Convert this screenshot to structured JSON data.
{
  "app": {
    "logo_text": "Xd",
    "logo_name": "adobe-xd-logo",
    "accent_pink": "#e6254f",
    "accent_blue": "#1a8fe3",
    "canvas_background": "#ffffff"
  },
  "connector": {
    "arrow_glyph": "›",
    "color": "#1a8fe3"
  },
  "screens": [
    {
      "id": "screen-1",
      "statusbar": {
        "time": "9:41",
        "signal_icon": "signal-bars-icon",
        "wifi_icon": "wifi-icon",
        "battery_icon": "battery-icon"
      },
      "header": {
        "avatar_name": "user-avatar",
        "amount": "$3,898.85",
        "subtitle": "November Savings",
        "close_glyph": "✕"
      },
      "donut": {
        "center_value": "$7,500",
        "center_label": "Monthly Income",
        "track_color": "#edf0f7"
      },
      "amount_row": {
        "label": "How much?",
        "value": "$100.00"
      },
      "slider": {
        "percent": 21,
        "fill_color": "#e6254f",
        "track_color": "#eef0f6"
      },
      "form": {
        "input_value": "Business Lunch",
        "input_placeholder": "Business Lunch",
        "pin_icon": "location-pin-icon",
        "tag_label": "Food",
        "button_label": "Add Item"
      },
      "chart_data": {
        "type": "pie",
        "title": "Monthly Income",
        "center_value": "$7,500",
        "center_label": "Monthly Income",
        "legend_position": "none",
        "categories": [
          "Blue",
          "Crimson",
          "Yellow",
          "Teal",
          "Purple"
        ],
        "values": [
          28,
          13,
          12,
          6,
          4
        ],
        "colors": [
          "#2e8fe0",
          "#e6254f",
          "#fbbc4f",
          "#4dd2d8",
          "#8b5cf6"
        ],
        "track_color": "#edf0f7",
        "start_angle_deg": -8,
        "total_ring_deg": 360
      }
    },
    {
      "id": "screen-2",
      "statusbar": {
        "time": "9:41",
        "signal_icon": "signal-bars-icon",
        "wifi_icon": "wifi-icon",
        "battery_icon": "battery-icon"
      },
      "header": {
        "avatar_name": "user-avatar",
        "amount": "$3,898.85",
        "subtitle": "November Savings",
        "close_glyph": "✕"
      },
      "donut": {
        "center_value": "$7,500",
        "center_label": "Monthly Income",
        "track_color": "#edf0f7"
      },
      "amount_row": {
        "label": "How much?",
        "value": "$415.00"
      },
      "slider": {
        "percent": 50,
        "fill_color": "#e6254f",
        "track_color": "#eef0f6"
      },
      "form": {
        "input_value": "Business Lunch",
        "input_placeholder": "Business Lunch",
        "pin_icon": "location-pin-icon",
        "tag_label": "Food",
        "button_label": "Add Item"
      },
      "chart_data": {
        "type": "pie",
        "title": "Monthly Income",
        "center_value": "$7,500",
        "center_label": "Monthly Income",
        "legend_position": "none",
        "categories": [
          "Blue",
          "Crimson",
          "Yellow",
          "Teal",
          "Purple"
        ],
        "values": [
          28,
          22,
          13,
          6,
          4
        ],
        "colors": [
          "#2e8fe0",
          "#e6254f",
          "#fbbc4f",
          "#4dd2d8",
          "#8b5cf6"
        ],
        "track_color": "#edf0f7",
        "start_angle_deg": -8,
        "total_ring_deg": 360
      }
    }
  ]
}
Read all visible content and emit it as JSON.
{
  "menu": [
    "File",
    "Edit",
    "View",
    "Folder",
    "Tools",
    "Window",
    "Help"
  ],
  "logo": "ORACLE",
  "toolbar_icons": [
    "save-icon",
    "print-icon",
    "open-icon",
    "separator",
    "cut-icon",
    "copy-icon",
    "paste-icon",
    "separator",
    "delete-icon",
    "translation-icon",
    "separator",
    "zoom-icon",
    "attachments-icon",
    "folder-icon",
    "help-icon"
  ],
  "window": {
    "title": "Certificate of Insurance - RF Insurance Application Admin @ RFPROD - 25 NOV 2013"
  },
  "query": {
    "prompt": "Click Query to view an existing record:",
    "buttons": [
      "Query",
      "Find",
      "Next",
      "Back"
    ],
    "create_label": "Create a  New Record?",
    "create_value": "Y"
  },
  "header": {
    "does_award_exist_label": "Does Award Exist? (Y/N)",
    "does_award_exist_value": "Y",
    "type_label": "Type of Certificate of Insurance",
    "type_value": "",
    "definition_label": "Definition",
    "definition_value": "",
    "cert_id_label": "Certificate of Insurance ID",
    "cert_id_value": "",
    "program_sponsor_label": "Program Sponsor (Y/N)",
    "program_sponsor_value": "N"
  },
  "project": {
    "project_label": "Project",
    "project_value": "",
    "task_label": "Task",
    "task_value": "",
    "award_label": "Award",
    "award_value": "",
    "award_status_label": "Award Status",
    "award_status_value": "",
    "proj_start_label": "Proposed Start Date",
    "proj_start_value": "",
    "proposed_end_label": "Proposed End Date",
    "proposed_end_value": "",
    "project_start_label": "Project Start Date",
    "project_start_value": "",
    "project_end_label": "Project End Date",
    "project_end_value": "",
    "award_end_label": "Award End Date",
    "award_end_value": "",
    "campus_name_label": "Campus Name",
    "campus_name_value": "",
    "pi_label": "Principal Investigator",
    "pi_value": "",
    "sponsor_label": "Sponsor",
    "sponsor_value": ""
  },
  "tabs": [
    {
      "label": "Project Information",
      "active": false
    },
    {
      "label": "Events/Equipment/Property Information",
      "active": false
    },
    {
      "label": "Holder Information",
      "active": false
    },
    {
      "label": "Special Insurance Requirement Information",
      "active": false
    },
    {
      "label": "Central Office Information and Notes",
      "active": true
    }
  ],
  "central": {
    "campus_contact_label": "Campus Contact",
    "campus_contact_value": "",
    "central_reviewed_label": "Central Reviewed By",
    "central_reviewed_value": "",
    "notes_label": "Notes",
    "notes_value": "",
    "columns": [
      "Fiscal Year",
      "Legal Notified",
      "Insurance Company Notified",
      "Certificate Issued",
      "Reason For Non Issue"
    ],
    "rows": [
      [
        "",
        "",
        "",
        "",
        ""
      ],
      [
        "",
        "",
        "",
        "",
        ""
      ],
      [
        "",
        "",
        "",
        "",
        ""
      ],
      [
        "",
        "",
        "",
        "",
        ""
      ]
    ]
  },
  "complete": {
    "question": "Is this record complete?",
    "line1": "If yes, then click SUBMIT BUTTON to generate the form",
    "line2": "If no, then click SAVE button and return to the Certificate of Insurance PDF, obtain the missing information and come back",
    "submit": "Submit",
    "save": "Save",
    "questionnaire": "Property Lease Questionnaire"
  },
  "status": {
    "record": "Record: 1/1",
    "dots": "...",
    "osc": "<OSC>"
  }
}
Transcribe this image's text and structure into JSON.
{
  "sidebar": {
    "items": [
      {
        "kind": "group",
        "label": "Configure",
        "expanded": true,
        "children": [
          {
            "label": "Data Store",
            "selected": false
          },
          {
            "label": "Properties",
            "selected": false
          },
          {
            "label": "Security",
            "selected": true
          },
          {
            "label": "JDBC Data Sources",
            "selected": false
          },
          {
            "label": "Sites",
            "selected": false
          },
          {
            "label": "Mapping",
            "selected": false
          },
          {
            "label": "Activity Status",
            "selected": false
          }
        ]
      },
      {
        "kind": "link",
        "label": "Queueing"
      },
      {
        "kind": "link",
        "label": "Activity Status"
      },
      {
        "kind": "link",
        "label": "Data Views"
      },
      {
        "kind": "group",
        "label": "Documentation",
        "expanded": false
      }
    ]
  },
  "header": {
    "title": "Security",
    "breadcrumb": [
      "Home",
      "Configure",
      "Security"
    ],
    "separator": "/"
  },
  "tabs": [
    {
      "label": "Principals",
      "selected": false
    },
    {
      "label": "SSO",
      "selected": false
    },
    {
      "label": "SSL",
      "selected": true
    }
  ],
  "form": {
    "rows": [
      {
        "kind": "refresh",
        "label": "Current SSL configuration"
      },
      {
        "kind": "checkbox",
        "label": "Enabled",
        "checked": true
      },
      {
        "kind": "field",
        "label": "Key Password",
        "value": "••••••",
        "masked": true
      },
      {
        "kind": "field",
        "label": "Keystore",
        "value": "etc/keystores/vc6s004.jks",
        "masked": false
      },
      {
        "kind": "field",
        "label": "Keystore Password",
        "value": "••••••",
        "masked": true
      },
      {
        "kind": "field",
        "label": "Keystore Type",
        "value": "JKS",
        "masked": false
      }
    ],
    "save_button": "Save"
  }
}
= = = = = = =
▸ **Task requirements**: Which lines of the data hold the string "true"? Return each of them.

▸ **Response box**:
      "active": true
        "expanded": true,
            "selected": true
      "selected": true
        "checked": true
        "masked": true
        "masked": true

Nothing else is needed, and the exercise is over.